Data extracted from a collection

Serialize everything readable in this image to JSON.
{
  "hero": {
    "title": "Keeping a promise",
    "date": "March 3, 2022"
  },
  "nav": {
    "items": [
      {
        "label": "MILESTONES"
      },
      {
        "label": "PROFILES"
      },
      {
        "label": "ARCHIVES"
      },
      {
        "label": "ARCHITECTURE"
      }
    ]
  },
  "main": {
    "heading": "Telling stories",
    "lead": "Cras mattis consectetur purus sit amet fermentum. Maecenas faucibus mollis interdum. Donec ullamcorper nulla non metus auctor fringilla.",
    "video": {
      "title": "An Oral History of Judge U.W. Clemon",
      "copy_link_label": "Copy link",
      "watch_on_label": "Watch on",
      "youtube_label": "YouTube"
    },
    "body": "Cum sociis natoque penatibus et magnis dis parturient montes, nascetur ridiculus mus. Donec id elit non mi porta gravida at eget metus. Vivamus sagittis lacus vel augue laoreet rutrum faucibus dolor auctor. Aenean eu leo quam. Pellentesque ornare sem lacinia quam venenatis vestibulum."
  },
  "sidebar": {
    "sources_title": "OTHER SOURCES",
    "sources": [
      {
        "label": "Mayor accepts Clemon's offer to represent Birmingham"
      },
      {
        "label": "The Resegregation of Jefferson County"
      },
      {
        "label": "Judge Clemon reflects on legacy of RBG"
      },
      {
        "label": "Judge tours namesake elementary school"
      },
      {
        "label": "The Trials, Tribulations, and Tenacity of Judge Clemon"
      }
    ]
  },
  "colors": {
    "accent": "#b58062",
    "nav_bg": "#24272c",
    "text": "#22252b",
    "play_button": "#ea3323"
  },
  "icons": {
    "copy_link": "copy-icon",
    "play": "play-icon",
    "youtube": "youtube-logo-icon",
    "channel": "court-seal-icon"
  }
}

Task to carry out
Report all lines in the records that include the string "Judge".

Answer area
      "title": "An Oral History of Judge U.W. Clemon",
        "label": "Judge Clemon reflects on legacy of RBG"
        "label": "Judge tours namesake elementary school"
        "label": "The Trials, Tribulations, and Tenacity of Judge Clemon"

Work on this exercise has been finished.